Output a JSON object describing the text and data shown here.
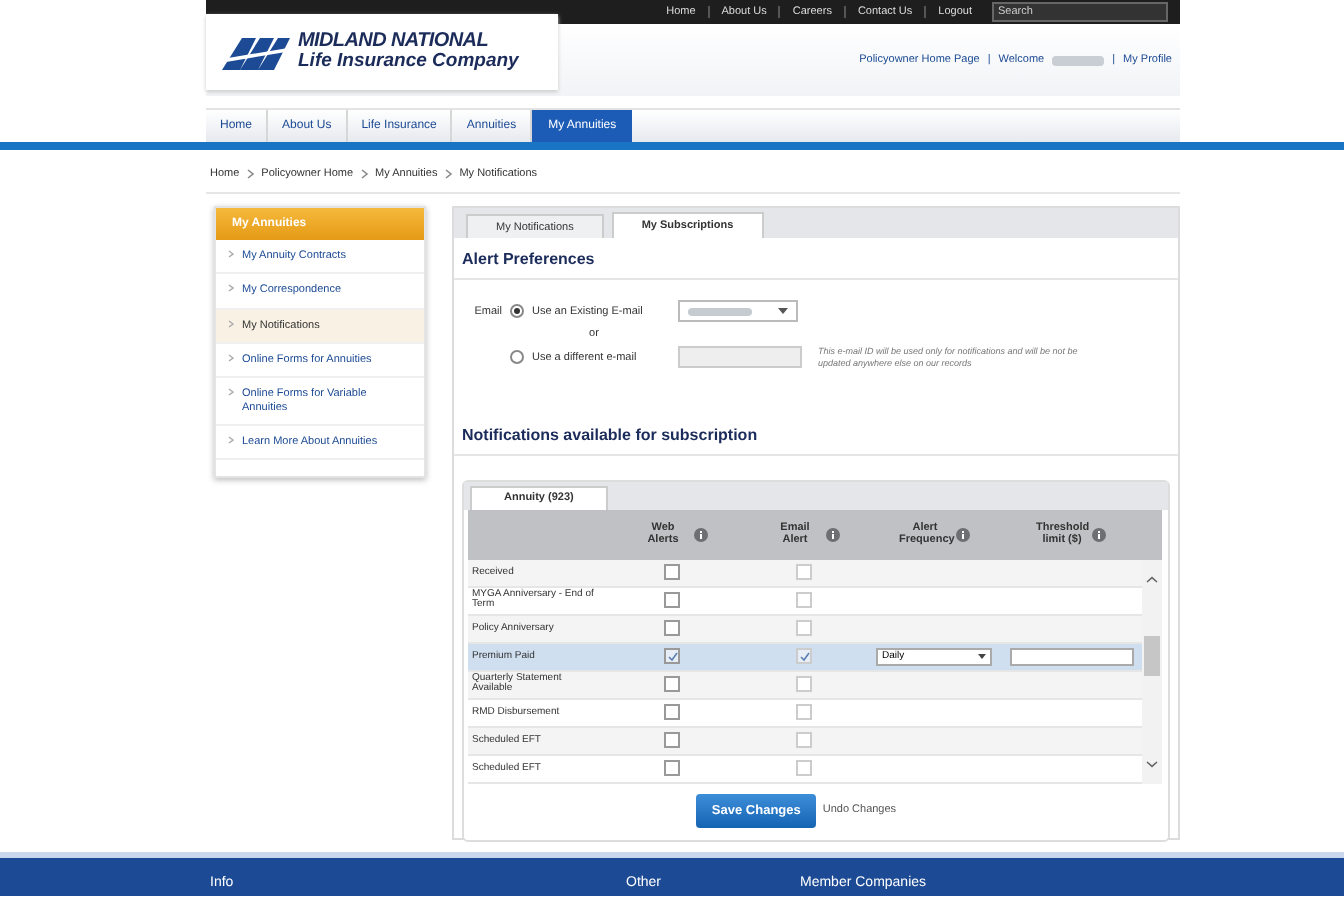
{
  "top_links": [
    "Home",
    "About Us",
    "Careers",
    "Contact Us",
    "Logout"
  ],
  "search": {
    "placeholder": "Search"
  },
  "logo": {
    "line1": "MIDLAND NATIONAL",
    "line2": "Life Insurance Company"
  },
  "header_links": [
    {
      "kind": "link",
      "text": "Policyowner Home Page"
    },
    {
      "kind": "sep",
      "text": "|"
    },
    {
      "kind": "welcome",
      "text": "Welcome"
    },
    {
      "kind": "sep",
      "text": "|"
    },
    {
      "kind": "link",
      "text": "My Profile"
    }
  ],
  "nav": [
    {
      "label": "Home",
      "selected": false
    },
    {
      "label": "About Us",
      "selected": false
    },
    {
      "label": "Life Insurance",
      "selected": false
    },
    {
      "label": "Annuities",
      "selected": false
    },
    {
      "label": "My Annuities",
      "selected": true
    }
  ],
  "breadcrumb": [
    "Home",
    "Policyowner Home",
    "My Annuities",
    "My Notifications"
  ],
  "sidebar": {
    "title": "My Annuities",
    "items": [
      {
        "label": "My Annuity Contracts",
        "selected": false
      },
      {
        "label": "My Correspondence",
        "selected": false
      },
      {
        "label": "My Notifications",
        "selected": true
      },
      {
        "label": "Online Forms for Annuities",
        "selected": false
      },
      {
        "label": "Online Forms for Variable Annuities",
        "selected": false
      },
      {
        "label": "Learn More About Annuities",
        "selected": false
      }
    ]
  },
  "tabs": [
    {
      "label": "My Notifications",
      "selected": false
    },
    {
      "label": "My Subscriptions",
      "selected": true
    }
  ],
  "alert_preferences": {
    "heading": "Alert Preferences",
    "email_label": "Email",
    "or": "or",
    "options": [
      {
        "kind": "select",
        "label": "Use an Existing E-mail",
        "selected": true
      },
      {
        "kind": "input",
        "label": "Use a different e-mail",
        "selected": false
      }
    ],
    "note": "This e-mail ID will be used only for notifications and will be not be updated anywhere else on our records"
  },
  "notifications": {
    "heading": "Notifications available for subscription",
    "tab": "Annuity (923)",
    "columns": [
      "Web Alerts",
      "Email Alert",
      "Alert Frequency",
      "Threshold limit ($)"
    ],
    "rows": [
      {
        "name": "Received",
        "web_alert": false,
        "email_alert": false,
        "selected": false
      },
      {
        "name": "MYGA Anniversary - End of Term",
        "web_alert": false,
        "email_alert": false,
        "selected": false
      },
      {
        "name": "Policy Anniversary",
        "web_alert": false,
        "email_alert": false,
        "selected": false
      },
      {
        "name": "Premium Paid",
        "web_alert": true,
        "email_alert": true,
        "selected": true,
        "frequency": "Daily"
      },
      {
        "name": "Quarterly Statement Available",
        "web_alert": false,
        "email_alert": false,
        "selected": false
      },
      {
        "name": "RMD Disbursement",
        "web_alert": false,
        "email_alert": false,
        "selected": false
      },
      {
        "name": "Scheduled EFT",
        "web_alert": false,
        "email_alert": false,
        "selected": false
      },
      {
        "name": "Scheduled EFT",
        "web_alert": false,
        "email_alert": false,
        "selected": false
      }
    ]
  },
  "buttons": {
    "save": "Save Changes",
    "undo": "Undo Changes"
  },
  "footer": [
    "Info",
    "Other",
    "Member Companies"
  ]
}
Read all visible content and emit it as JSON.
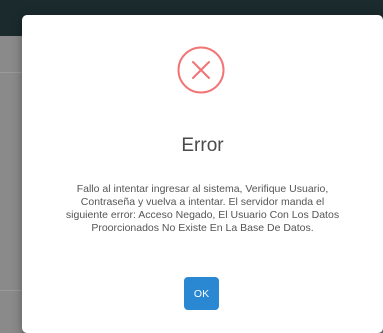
{
  "dialog": {
    "title": "Error",
    "message": "Fallo al intentar ingresar al sistema, Verifique Usuario, Contraseña y vuelva a intentar. El servidor manda el siguiente error: Acceso Negado, El Usuario Con Los Datos Proorcionados No Existe En La Base De Datos.",
    "ok_label": "OK",
    "icon": "error-x-icon"
  },
  "colors": {
    "error": "#f27474",
    "button": "#2a88d3",
    "topbar": "#1b2a2d"
  }
}
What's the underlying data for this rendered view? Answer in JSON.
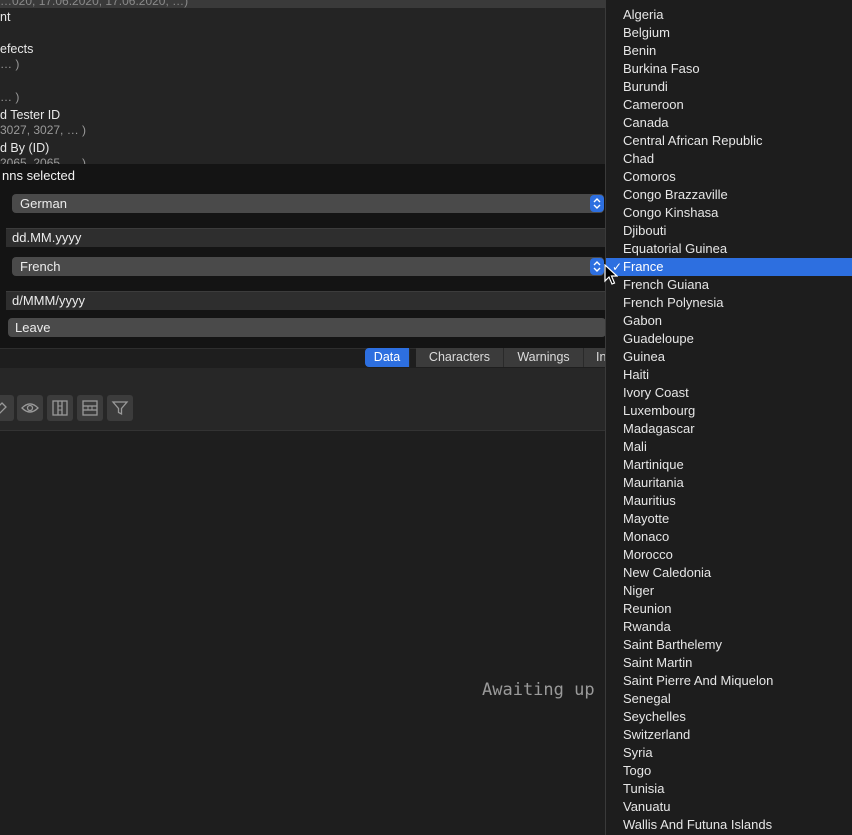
{
  "preview": {
    "top_sample": "…020, 17.06.2020, 17.06.2020, …)",
    "columns": [
      {
        "name": "nt",
        "sample": ""
      },
      {
        "name": "efects",
        "sample": "… )"
      },
      {
        "name": "",
        "sample": "… )"
      },
      {
        "name": "d Tester ID",
        "sample": "3027, 3027, … )"
      },
      {
        "name": "d By (ID)",
        "sample": "2065, 2065, … )"
      }
    ]
  },
  "settings": {
    "selection_label": "nns selected",
    "language_1": "German",
    "date_format_1": "dd.MM.yyyy",
    "language_2": "French",
    "date_format_2": "d/MMM/yyyy",
    "action": "Leave"
  },
  "tabs": [
    "Data",
    "Characters",
    "Warnings",
    "In"
  ],
  "active_tab": "Data",
  "toolbar": {
    "icons": [
      "pencil-icon",
      "eye-icon",
      "columns-icon",
      "rows-icon",
      "filter-icon"
    ]
  },
  "status": {
    "text": "Awaiting up"
  },
  "menu": {
    "selected": "France",
    "check_glyph": "✓",
    "items": [
      "Algeria",
      "Belgium",
      "Benin",
      "Burkina Faso",
      "Burundi",
      "Cameroon",
      "Canada",
      "Central African Republic",
      "Chad",
      "Comoros",
      "Congo Brazzaville",
      "Congo Kinshasa",
      "Djibouti",
      "Equatorial Guinea",
      "France",
      "French Guiana",
      "French Polynesia",
      "Gabon",
      "Guadeloupe",
      "Guinea",
      "Haiti",
      "Ivory Coast",
      "Luxembourg",
      "Madagascar",
      "Mali",
      "Martinique",
      "Mauritania",
      "Mauritius",
      "Mayotte",
      "Monaco",
      "Morocco",
      "New Caledonia",
      "Niger",
      "Reunion",
      "Rwanda",
      "Saint Barthelemy",
      "Saint Martin",
      "Saint Pierre And Miquelon",
      "Senegal",
      "Seychelles",
      "Switzerland",
      "Syria",
      "Togo",
      "Tunisia",
      "Vanuatu",
      "Wallis And Futuna Islands"
    ]
  },
  "colors": {
    "accent": "#2d6fe0",
    "background": "#1e1e1e",
    "menu_background": "#1d1d1d"
  }
}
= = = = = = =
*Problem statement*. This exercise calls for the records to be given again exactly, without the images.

*Response area*.
Output a JSON object describing the text and data shown here.
{
  "top_links": [
    "Home",
    "About Us",
    "Careers",
    "Contact Us",
    "Logout"
  ],
  "search": {
    "placeholder": "Search"
  },
  "logo": {
    "line1": "MIDLAND NATIONAL",
    "line2": "Life Insurance Company"
  },
  "header_links": [
    {
      "kind": "link",
      "text": "Policyowner Home Page"
    },
    {
      "kind": "sep",
      "text": "|"
    },
    {
      "kind": "welcome",
      "text": "Welcome"
    },
    {
      "kind": "sep",
      "text": "|"
    },
    {
      "kind": "link",
      "text": "My Profile"
    }
  ],
  "nav": [
    {
      "label": "Home",
      "selected": false
    },
    {
      "label": "About Us",
      "selected": false
    },
    {
      "label": "Life Insurance",
      "selected": false
    },
    {
      "label": "Annuities",
      "selected": false
    },
    {
      "label": "My Annuities",
      "selected": true
    }
  ],
  "breadcrumb": [
    "Home",
    "Policyowner Home",
    "My Annuities",
    "My Notifications"
  ],
  "sidebar": {
    "title": "My Annuities",
    "items": [
      {
        "label": "My Annuity Contracts",
        "selected": false
      },
      {
        "label": "My Correspondence",
        "selected": false
      },
      {
        "label": "My Notifications",
        "selected": true
      },
      {
        "label": "Online Forms for Annuities",
        "selected": false
      },
      {
        "label": "Online Forms for Variable Annuities",
        "selected": false
      },
      {
        "label": "Learn More About Annuities",
        "selected": false
      }
    ]
  },
  "tabs": [
    {
      "label": "My Notifications",
      "selected": false
    },
    {
      "label": "My Subscriptions",
      "selected": true
    }
  ],
  "alert_preferences": {
    "heading": "Alert Preferences",
    "email_label": "Email",
    "or": "or",
    "options": [
      {
        "kind": "select",
        "label": "Use an Existing E-mail",
        "selected": true
      },
      {
        "kind": "input",
        "label": "Use a different e-mail",
        "selected": false
      }
    ],
    "note": "This e-mail ID will be used only for notifications and will be not be updated anywhere else on our records"
  },
  "notifications": {
    "heading": "Notifications available for subscription",
    "tab": "Annuity (923)",
    "columns": [
      "Web Alerts",
      "Email Alert",
      "Alert Frequency",
      "Threshold limit ($)"
    ],
    "rows": [
      {
        "name": "Received",
        "web_alert": false,
        "email_alert": false,
        "selected": false
      },
      {
        "name": "MYGA Anniversary - End of Term",
        "web_alert": false,
        "email_alert": false,
        "selected": false
      },
      {
        "name": "Policy Anniversary",
        "web_alert": false,
        "email_alert": false,
        "selected": false
      },
      {
        "name": "Premium Paid",
        "web_alert": true,
        "email_alert": true,
        "selected": true,
        "frequency": "Daily"
      },
      {
        "name": "Quarterly Statement Available",
        "web_alert": false,
        "email_alert": false,
        "selected": false
      },
      {
        "name": "RMD Disbursement",
        "web_alert": false,
        "email_alert": false,
        "selected": false
      },
      {
        "name": "Scheduled EFT",
        "web_alert": false,
        "email_alert": false,
        "selected": false
      },
      {
        "name": "Scheduled EFT",
        "web_alert": false,
        "email_alert": false,
        "selected": false
      }
    ]
  },
  "buttons": {
    "save": "Save Changes",
    "undo": "Undo Changes"
  },
  "footer": [
    "Info",
    "Other",
    "Member Companies"
  ]
}
Read all visible content and emit it as JSON.
{
  "dialog": {
    "title": "Error",
    "message": "Fallo al intentar ingresar al sistema, Verifique Usuario, Contraseña y vuelva a intentar. El servidor manda el siguiente error: Acceso Negado, El Usuario Con Los Datos Proorcionados No Existe En La Base De Datos.",
    "ok_label": "OK",
    "icon": "error-x-icon"
  },
  "colors": {
    "error": "#f27474",
    "button": "#2a88d3",
    "topbar": "#1b2a2d"
  }
}
What's the underlying data for this rendered view? Answer in JSON.
{
  "preview": {
    "top_sample": "…020, 17.06.2020, 17.06.2020, …)",
    "columns": [
      {
        "name": "nt",
        "sample": ""
      },
      {
        "name": "efects",
        "sample": "… )"
      },
      {
        "name": "",
        "sample": "… )"
      },
      {
        "name": "d Tester ID",
        "sample": "3027, 3027, … )"
      },
      {
        "name": "d By (ID)",
        "sample": "2065, 2065, … )"
      }
    ]
  },
  "settings": {
    "selection_label": "nns selected",
    "language_1": "German",
    "date_format_1": "dd.MM.yyyy",
    "language_2": "French",
    "date_format_2": "d/MMM/yyyy",
    "action": "Leave"
  },
  "tabs": [
    "Data",
    "Characters",
    "Warnings",
    "In"
  ],
  "active_tab": "Data",
  "toolbar": {
    "icons": [
      "pencil-icon",
      "eye-icon",
      "columns-icon",
      "rows-icon",
      "filter-icon"
    ]
  },
  "status": {
    "text": "Awaiting up"
  },
  "menu": {
    "selected": "France",
    "check_glyph": "✓",
    "items": [
      "Algeria",
      "Belgium",
      "Benin",
      "Burkina Faso",
      "Burundi",
      "Cameroon",
      "Canada",
      "Central African Republic",
      "Chad",
      "Comoros",
      "Congo Brazzaville",
      "Congo Kinshasa",
      "Djibouti",
      "Equatorial Guinea",
      "France",
      "French Guiana",
      "French Polynesia",
      "Gabon",
      "Guadeloupe",
      "Guinea",
      "Haiti",
      "Ivory Coast",
      "Luxembourg",
      "Madagascar",
      "Mali",
      "Martinique",
      "Mauritania",
      "Mauritius",
      "Mayotte",
      "Monaco",
      "Morocco",
      "New Caledonia",
      "Niger",
      "Reunion",
      "Rwanda",
      "Saint Barthelemy",
      "Saint Martin",
      "Saint Pierre And Miquelon",
      "Senegal",
      "Seychelles",
      "Switzerland",
      "Syria",
      "Togo",
      "Tunisia",
      "Vanuatu",
      "Wallis And Futuna Islands"
    ]
  },
  "colors": {
    "accent": "#2d6fe0",
    "background": "#1e1e1e",
    "menu_background": "#1d1d1d"
  }
}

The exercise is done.